**Your goal**:
Copy out each line of the material in which the word "name" can be found.

**Data to examine**:

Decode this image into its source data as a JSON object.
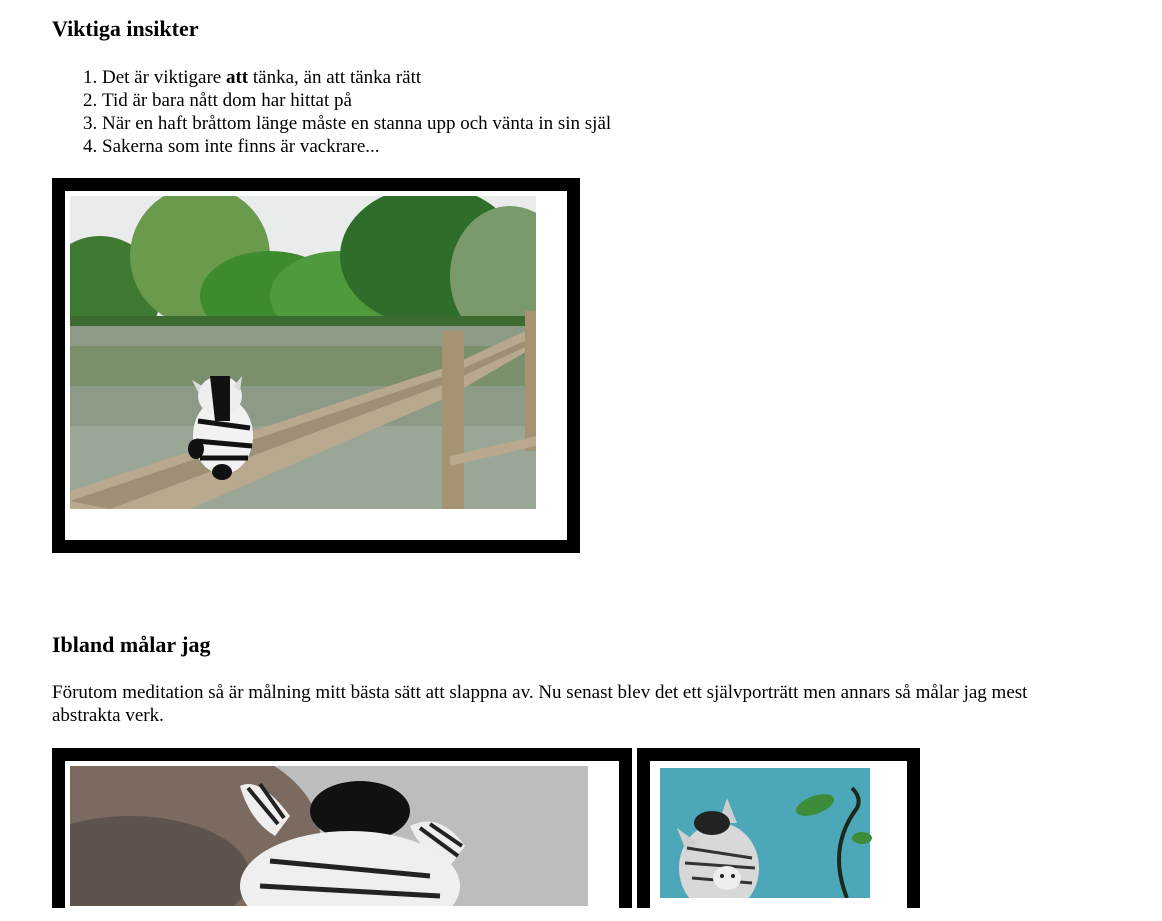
{
  "insights": {
    "heading": "Viktiga insikter",
    "items": [
      {
        "before": "Det är viktigare ",
        "bold": "att",
        "after": " tänka, än att tänka rätt"
      },
      {
        "text": "Tid är bara nått dom har hittat på"
      },
      {
        "text": "När en haft bråttom länge måste en stanna upp och vänta in sin själ"
      },
      {
        "text": "Sakerna som inte finns är vackrare..."
      }
    ]
  },
  "painting": {
    "heading": "Ibland målar jag",
    "intro": "Förutom meditation så är målning mitt bästa sätt att slappna av. Nu senast blev det ett självporträtt men annars så målar jag mest abstrakta verk."
  },
  "images": [
    {
      "name": "zebra-plush-on-bridge-photo"
    },
    {
      "name": "zebra-plush-closeup-photo"
    },
    {
      "name": "zebra-self-portrait-painting"
    }
  ]
}
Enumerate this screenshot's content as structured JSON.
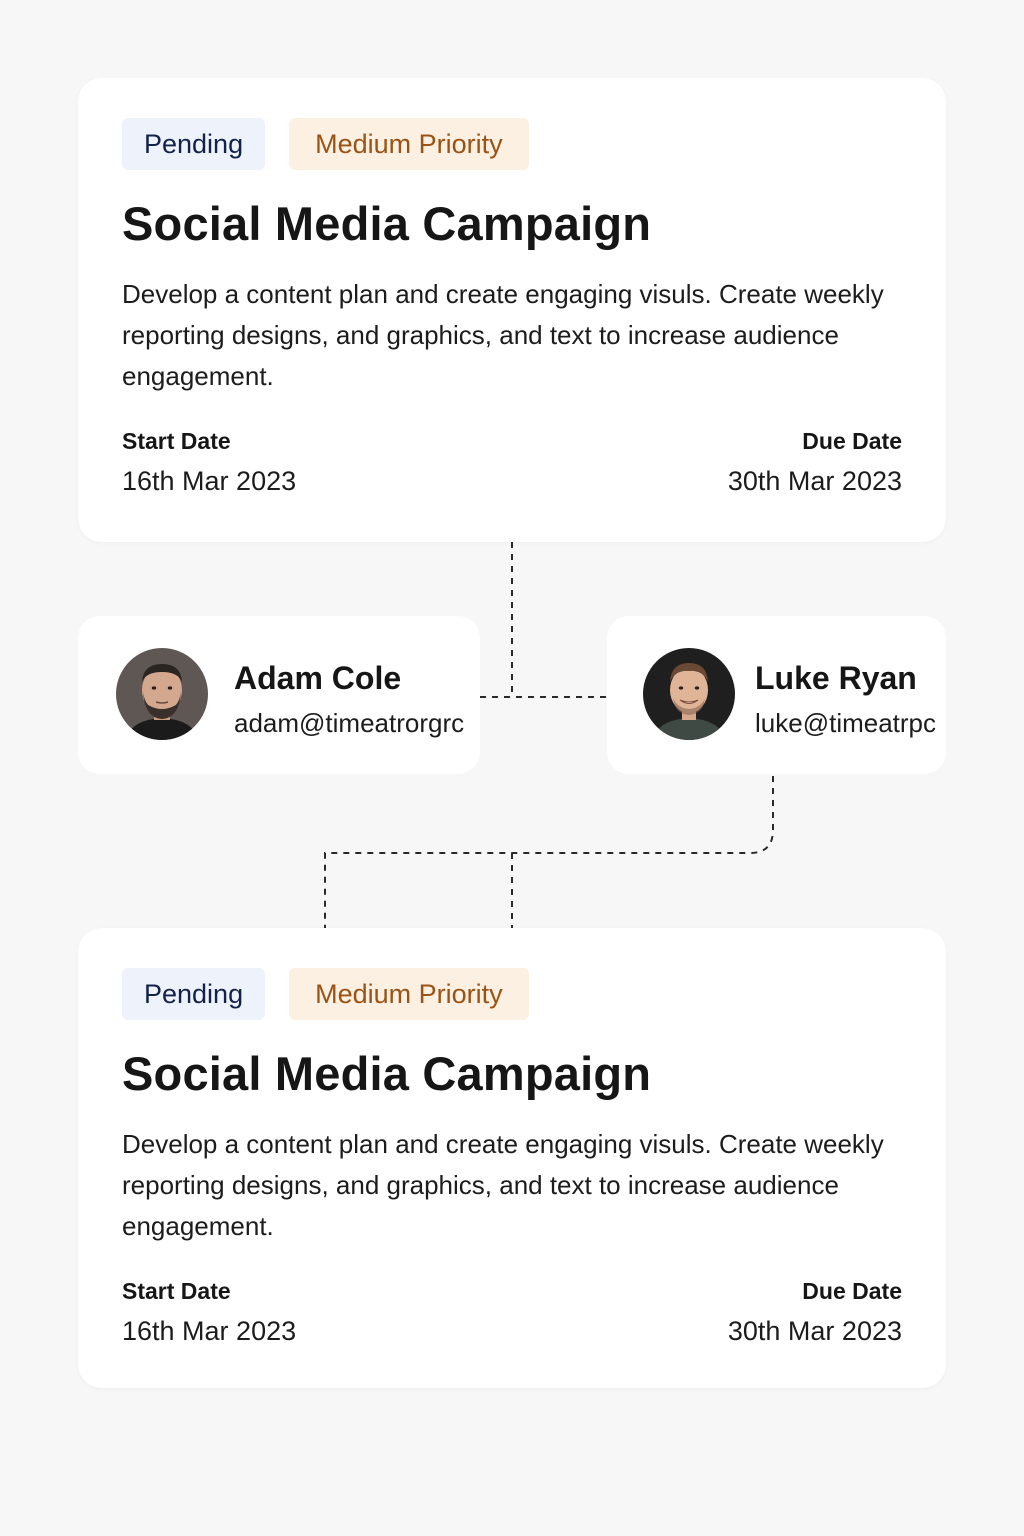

**Written response**:
      "name": "zebra-plush-on-bridge-photo"
      "name": "zebra-plush-closeup-photo"
      "name": "zebra-self-portrait-painting"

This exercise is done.